How a discussion about Safe School Initiative on the floor of the Senate could descend into name-calling and bitter insults among proxies of the two governors is a reflection of the dangerous reach and egregious influence that governors have in our politics
Ortom and Mohammed are like Tweedledum and Tweedledee; as far as performance goes, it’s hard to choose one above the other whether in their current or previous lives.
They’re not alone.
The proxy war between Kogi State governor, Yahaya Bello, and Abia State Governor Okezie Ikpeazu over the role of champagne in public administration tells yet another depressing story.
How a discussion about Safe School Initiative on the floor of the Senate could descend into name-calling and bitter insults among proxies of the two governors is a reflection of the dangerous reach and egregious influence that governors have in our politics.

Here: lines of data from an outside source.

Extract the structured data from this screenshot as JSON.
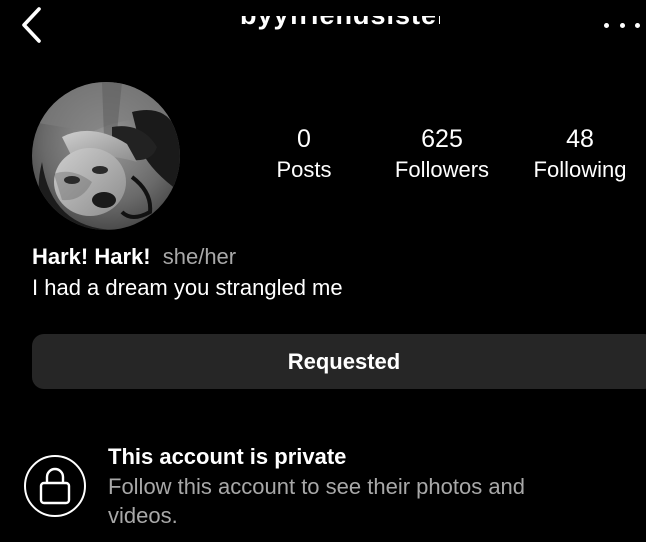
{
  "header": {
    "username": "byyfriendsister",
    "back_icon": "chevron-left-icon",
    "more_icon": "ellipsis-icon"
  },
  "profile": {
    "avatar_icon": "profile-photo",
    "stats": {
      "posts": {
        "count": "0",
        "label": "Posts"
      },
      "followers": {
        "count": "625",
        "label": "Followers"
      },
      "following": {
        "count": "48",
        "label": "Following"
      }
    },
    "name": "Hark! Hark!",
    "pronouns": "she/her",
    "bio": "I had a dream you strangled me"
  },
  "actions": {
    "follow_status_label": "Requested"
  },
  "private_notice": {
    "icon": "lock-icon",
    "title": "This account is private",
    "subtitle": "Follow this account to see their photos and videos."
  },
  "colors": {
    "background": "#000000",
    "button_bg": "#262626",
    "text_primary": "#ffffff",
    "text_secondary": "#a8a8a8"
  }
}
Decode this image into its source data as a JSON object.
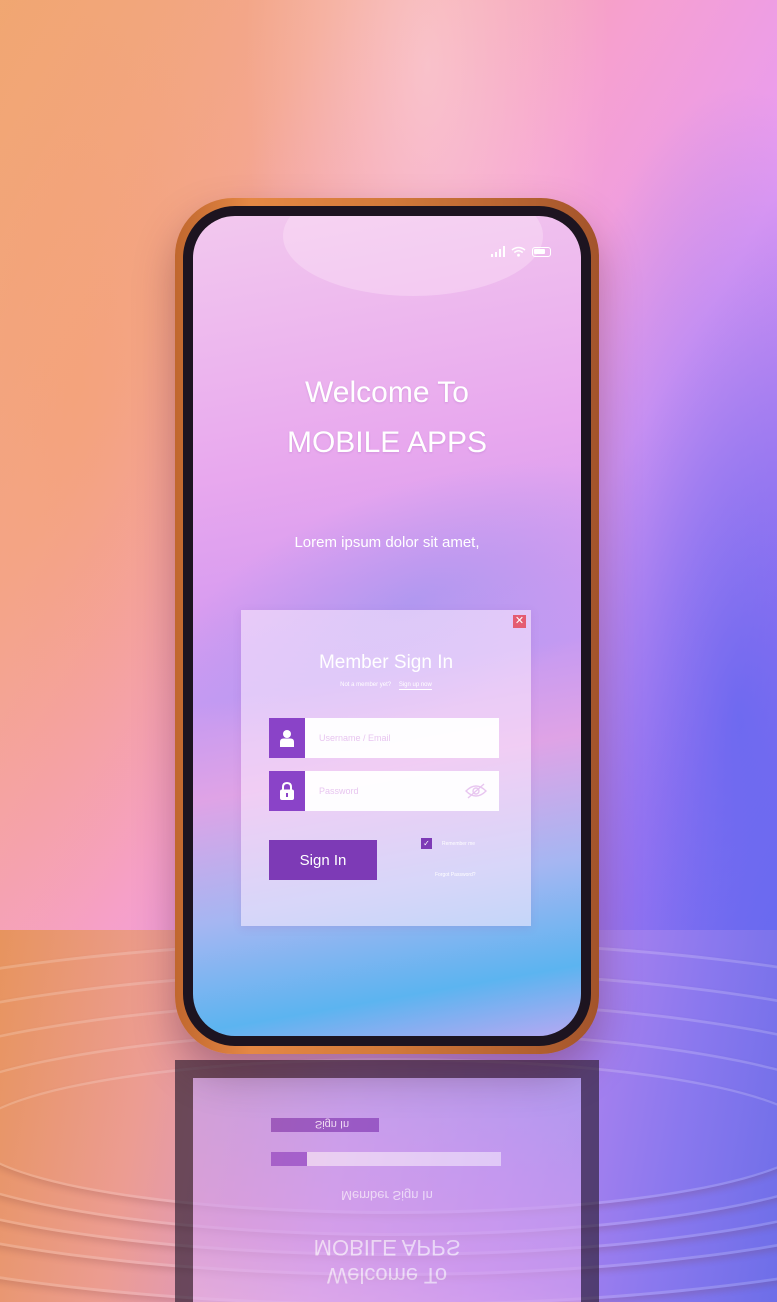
{
  "status_bar": {
    "signal_icon": "signal-bars-icon",
    "wifi_icon": "wifi-icon",
    "battery_icon": "battery-icon"
  },
  "hero": {
    "welcome_line1": "Welcome To",
    "welcome_line2": "MOBILE APPS",
    "tagline": "Lorem ipsum dolor sit amet,"
  },
  "sign_in_card": {
    "title": "Member Sign In",
    "not_member_text": "Not a member yet?",
    "signup_link": "Sign up now",
    "close_icon": "close-icon",
    "username": {
      "value": "",
      "placeholder": "Username / Email",
      "icon": "user-icon"
    },
    "password": {
      "value": "",
      "placeholder": "Password",
      "icon": "lock-icon",
      "toggle_icon": "eye-slash-icon"
    },
    "sign_in_label": "Sign In",
    "remember_me_label": "Remember me",
    "remember_me_checked": true,
    "forgot_password_label": "Forgot Password?"
  },
  "reflection": {
    "line1": "Welcome To",
    "line2": "MOBILE APPS",
    "card_title": "Member Sign In",
    "sign_in_label": "Sign In"
  },
  "colors": {
    "accent_purple": "#7d3ab6",
    "icon_purple": "#8a43c8",
    "close_red": "#e45c72",
    "phone_frame": "#d37a3a"
  }
}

But the story that takes the cake for travesty is the Sunday drama between Imo State Governor Hope Uzodimma, and former Governor Rochas Okorocha.
Only a few months ago, both men were on the same side, united against a “common enemy”, Emeka Ihedioha, who was then governor.
As soon as Uzodimma and Okorocha toppled Ihedioha and retrieved their daggers from his back, most observers knew that Ihedioha’s ouster was only the end of the beginning: Imo is not big enough to contain the ego and vanity of the two men.
What played out on Sunday was largely a territorial war, even if it was executed in the name of saving the people from Okorocha’s matchless greed.
For eight years in Okorocha’s Imo, the only oasis of prosperity was the Okorochas.
The man helped himself to whatever he fancied.
Whatever he could not take for himself, he took for his daughter.
From the look of things, the Class of Governor Ben Ayade’s Olympotic Idiocy may well have a larger collection than was once thought
Whatever he could not take for his daughter, he took for his son-in-law.
And whatever he could not take for his son-in-law, like the awe-inspiring world-class leisure park, called the Royal Palm Estate, he took brazenly for his wife.
It was government of the family by the family for the family.
Uzodimma knew of this sordid record, but politics being politics, he still went ahead to forge a marriage of convenience with Okorocha and Ifeanyi Ararume to topple Ihedioha.
Now, all three conspirators, who are also members of the same party, can’t see eye-to-eye.
Okorocha is on his way to exile from the APC, while Ararume remains in political limbo, fenced off from his senatorial ambition by Uzodimma’s deadly insecurity.
That drama on Sunday about the sealing of Okorocha’s wife’s leafy playground, and the video of the former governor’s brief arrest by the police mean nothing beyond Uzodimma’s personal gratification.
A government that is really serious about holding its predecessor to account, in the interest of the public, knows what to do and how.
The next time you’ll hear about Okorocha’s wife or any of the priceless jewels the man appropriated for family and friends, is when he crosses Uzodimma’s line again.
Any other sin would be forgiven, but the full price for this one is saved for another day.
That’s the way our politicians play.
That’s the way the governors roll.
One day, they condemn bandits and banditry, and the next they say there’s absolutely nothing wrong inviting bandits to lunch or even paying them handsomely to keep us safe.
We’re not fooled by this attempt to give delinquency a new name.
We know these folks are members of different factions of the same party.
And from the look of things, the Class of Governor Ben Ayade’s Olympotic Idiocy may well have a larger collection than was once thought.